Where the records below show the word "index" in a line, please copy that line.

'''

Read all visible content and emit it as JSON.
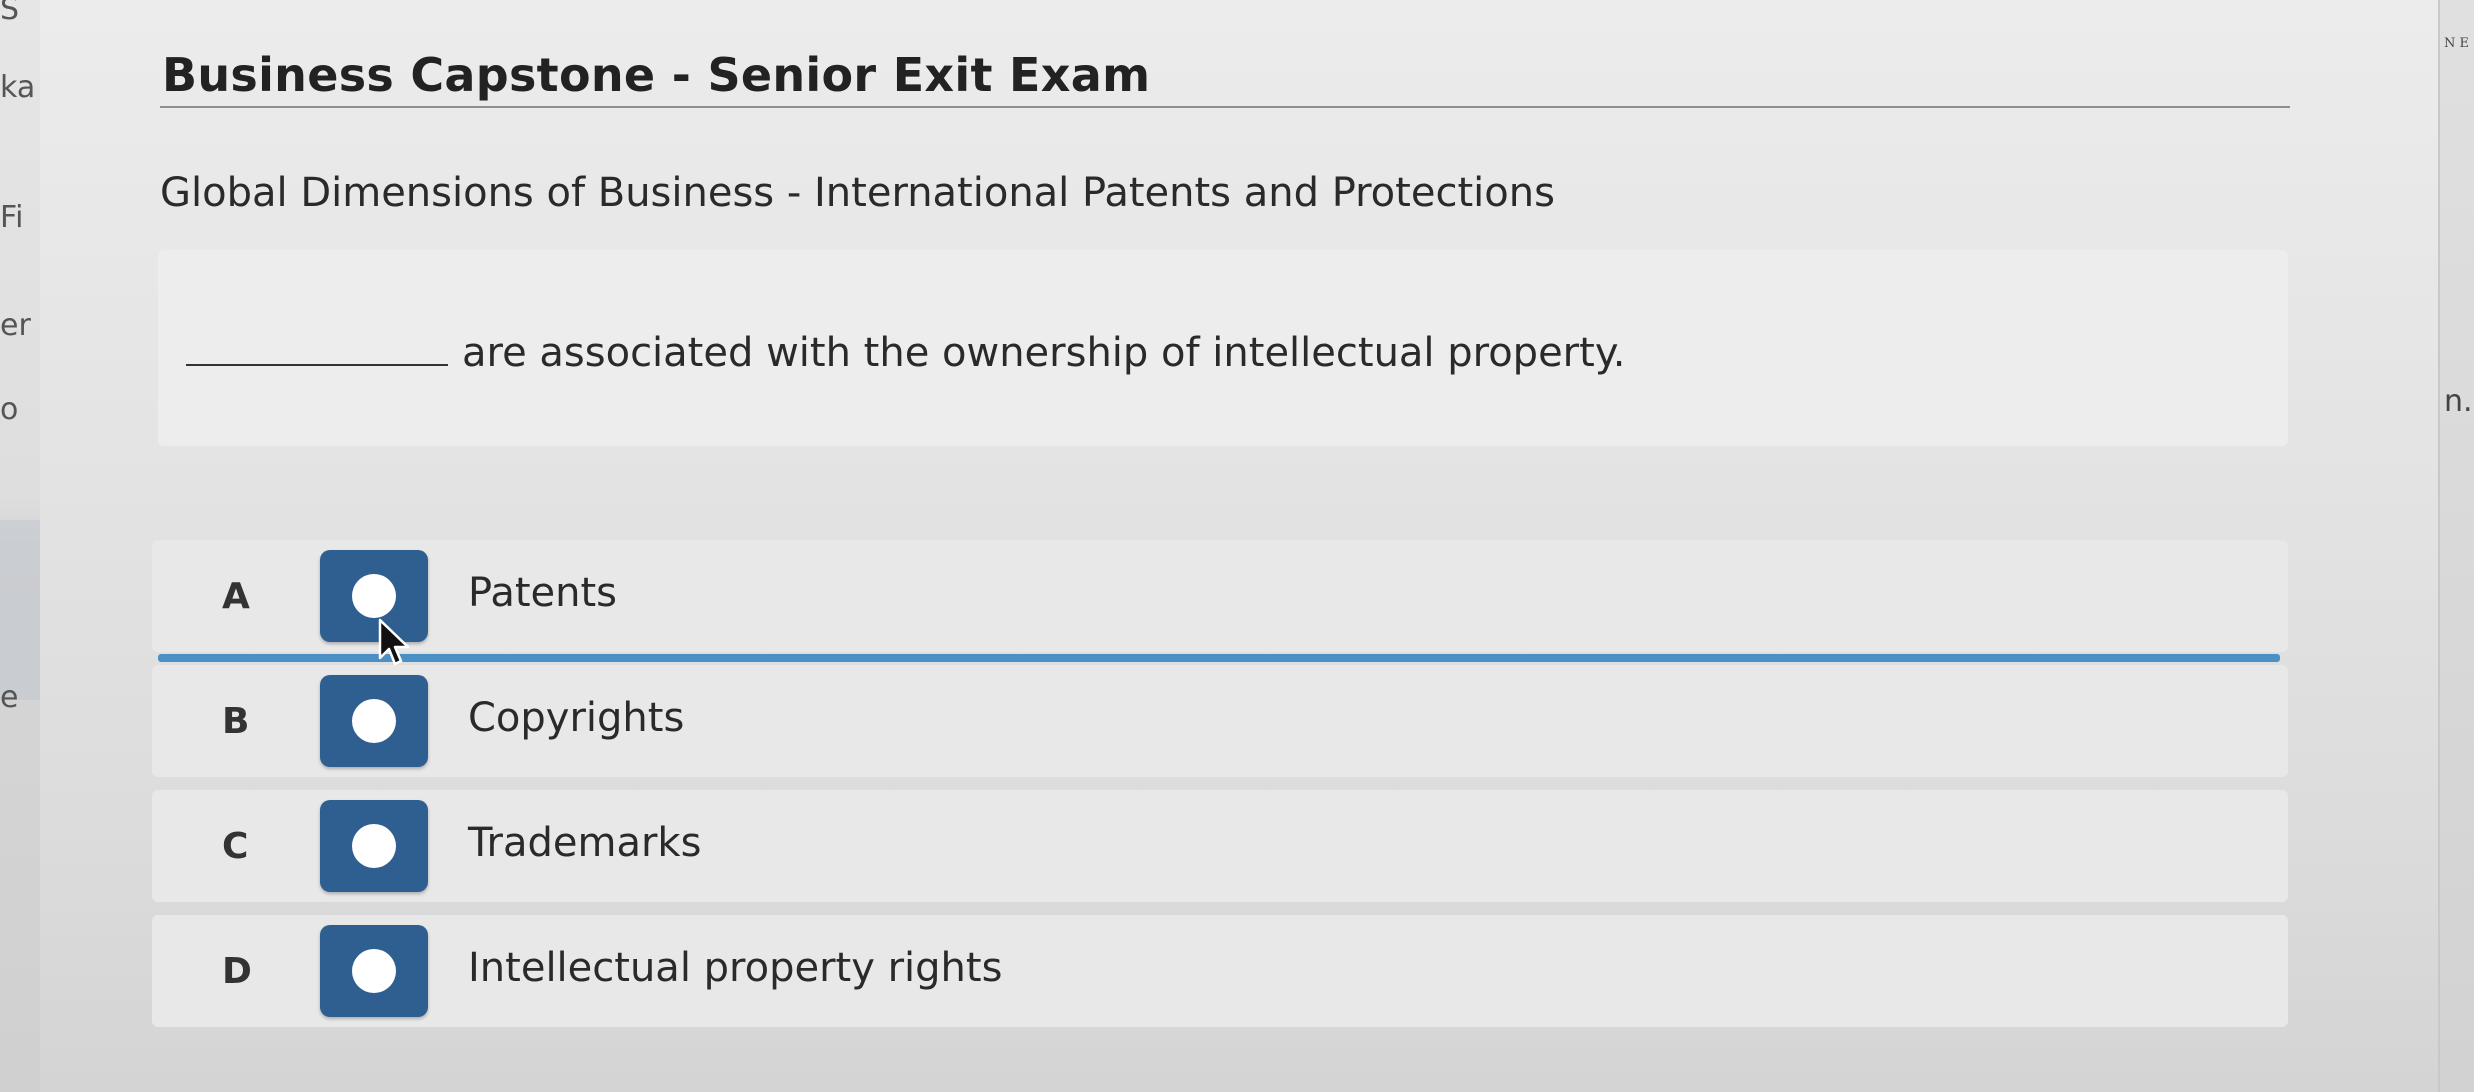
{
  "exam": {
    "title": "Business Capstone - Senior Exit Exam",
    "topic": "Global Dimensions of Business - International Patents and Protections"
  },
  "question": {
    "text": "are associated with the ownership of intellectual property."
  },
  "answers": [
    {
      "letter": "A",
      "label": "Patents"
    },
    {
      "letter": "B",
      "label": "Copyrights"
    },
    {
      "letter": "C",
      "label": "Trademarks"
    },
    {
      "letter": "D",
      "label": "Intellectual property rights"
    }
  ],
  "background_fragments": {
    "left": [
      "S",
      "ka",
      "Fi",
      "er",
      "o",
      "e"
    ],
    "right": [
      "N E",
      "n."
    ]
  },
  "colors": {
    "radio_box": "#2f5f91",
    "hover_line": "#4b90c4",
    "background": "#e4e4e4"
  },
  "icons": {
    "radio": "radio-circle-icon",
    "cursor": "mouse-pointer-icon"
  }
}
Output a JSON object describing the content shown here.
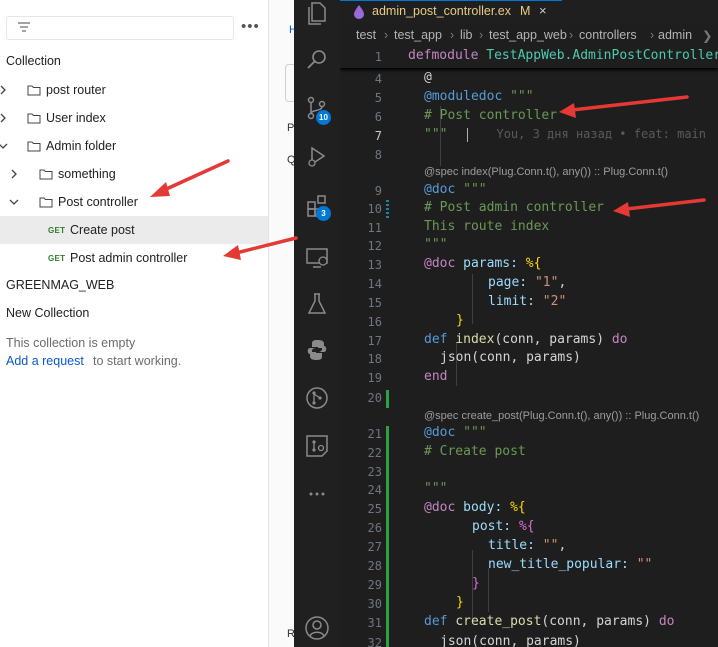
{
  "sidebar": {
    "collection_label": "Collection",
    "tree": [
      {
        "label": "post router",
        "kind": "folder",
        "expanded": false
      },
      {
        "label": "User index",
        "kind": "folder",
        "expanded": false
      },
      {
        "label": "Admin folder",
        "kind": "folder",
        "expanded": true
      },
      {
        "label": "something",
        "kind": "folder",
        "expanded": false
      },
      {
        "label": "Post controller",
        "kind": "folder",
        "expanded": true,
        "selected": true
      },
      {
        "method": "GET",
        "label": "Create post",
        "kind": "request"
      },
      {
        "method": "GET",
        "label": "Post admin controller",
        "kind": "request"
      }
    ],
    "other_collections": [
      "GREENMAG_WEB",
      "New Collection"
    ],
    "empty_message": "This collection is empty",
    "add_request_link": "Add a request",
    "add_request_suffix": "to start working."
  },
  "middle": {
    "frag_top": "H",
    "frag_p": "P",
    "frag_q": "Q",
    "frag_r": "R"
  },
  "editor": {
    "tab": {
      "filename": "admin_post_controller.ex",
      "status": "M",
      "close": "×"
    },
    "breadcrumb": [
      "test",
      "test_app",
      "lib",
      "test_app_web",
      "controllers",
      "admin",
      "❯"
    ],
    "blame": "You, 3 дня назад • feat: main",
    "lens": {
      "index": "@spec index(Plug.Conn.t(), any()) :: Plug.Conn.t()",
      "create": "@spec create_post(Plug.Conn.t(), any()) :: Plug.Conn.t()"
    },
    "line_numbers": [
      "1",
      "4",
      "5",
      "6",
      "7",
      "8",
      "9",
      "10",
      "11",
      "12",
      "13",
      "14",
      "15",
      "16",
      "17",
      "18",
      "19",
      "20",
      "21",
      "22",
      "23",
      "24",
      "25",
      "26",
      "27",
      "28",
      "29",
      "30",
      "31",
      "32"
    ],
    "active_line": "7",
    "code": {
      "l1_kw": "defmodule",
      "l1_mod": "TestAppWeb.AdminPostController",
      "l4": "@",
      "l5_attr": "@moduledoc",
      "l5_str": "\"\"\"",
      "l6": "# Post controller",
      "l7": "\"\"\"",
      "l9_attr": "@doc",
      "l9_str": "\"\"\"",
      "l10": "# Post admin controller",
      "l11": "This route index",
      "l12": "\"\"\"",
      "l13_attr": "@doc",
      "l13_key": "params:",
      "l13_brace": "%{",
      "l14_key": "page:",
      "l14_val": "\"1\"",
      "l15_key": "limit:",
      "l15_val": "\"2\"",
      "l16": "}",
      "l17_def": "def",
      "l17_fn": "index",
      "l17_args": "(conn, params)",
      "l17_do": "do",
      "l18": "json(conn, params)",
      "l19": "end",
      "l21_attr": "@doc",
      "l21_str": "\"\"\"",
      "l22": "# Create post",
      "l24": "\"\"\"",
      "l25_attr": "@doc",
      "l25_key": "body:",
      "l25_brace": "%{",
      "l26_key": "post:",
      "l26_brace": "%{",
      "l27_key": "title:",
      "l27_val": "\"\"",
      "l28_key": "new_title_popular:",
      "l28_val": "\"\"",
      "l29": "}",
      "l30": "}",
      "l31_def": "def",
      "l31_fn": "create_post",
      "l31_args": "(conn, params)",
      "l31_do": "do",
      "l32": "json(conn, params)"
    }
  },
  "activity_bar": {
    "icons": [
      "files-icon",
      "search-icon",
      "source-control-icon",
      "run-debug-icon",
      "extensions-icon",
      "remote-explorer-icon",
      "testing-icon",
      "python-icon",
      "git-graph-icon",
      "gitlens-icon",
      "more-icon",
      "account-icon"
    ],
    "source_control_badge": "10",
    "extensions_badge": "3"
  },
  "colors": {
    "annotation_arrow": "#e53935",
    "vscode_accent": "#0078d4",
    "get_method": "#2e7d32"
  }
}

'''

* **Exercise output**
        "label": "User index",
      "index": "@spec index(Plug.Conn.t(), any()) :: Plug.Conn.t()",
      "l11": "This route index",
      "l17_fn": "index",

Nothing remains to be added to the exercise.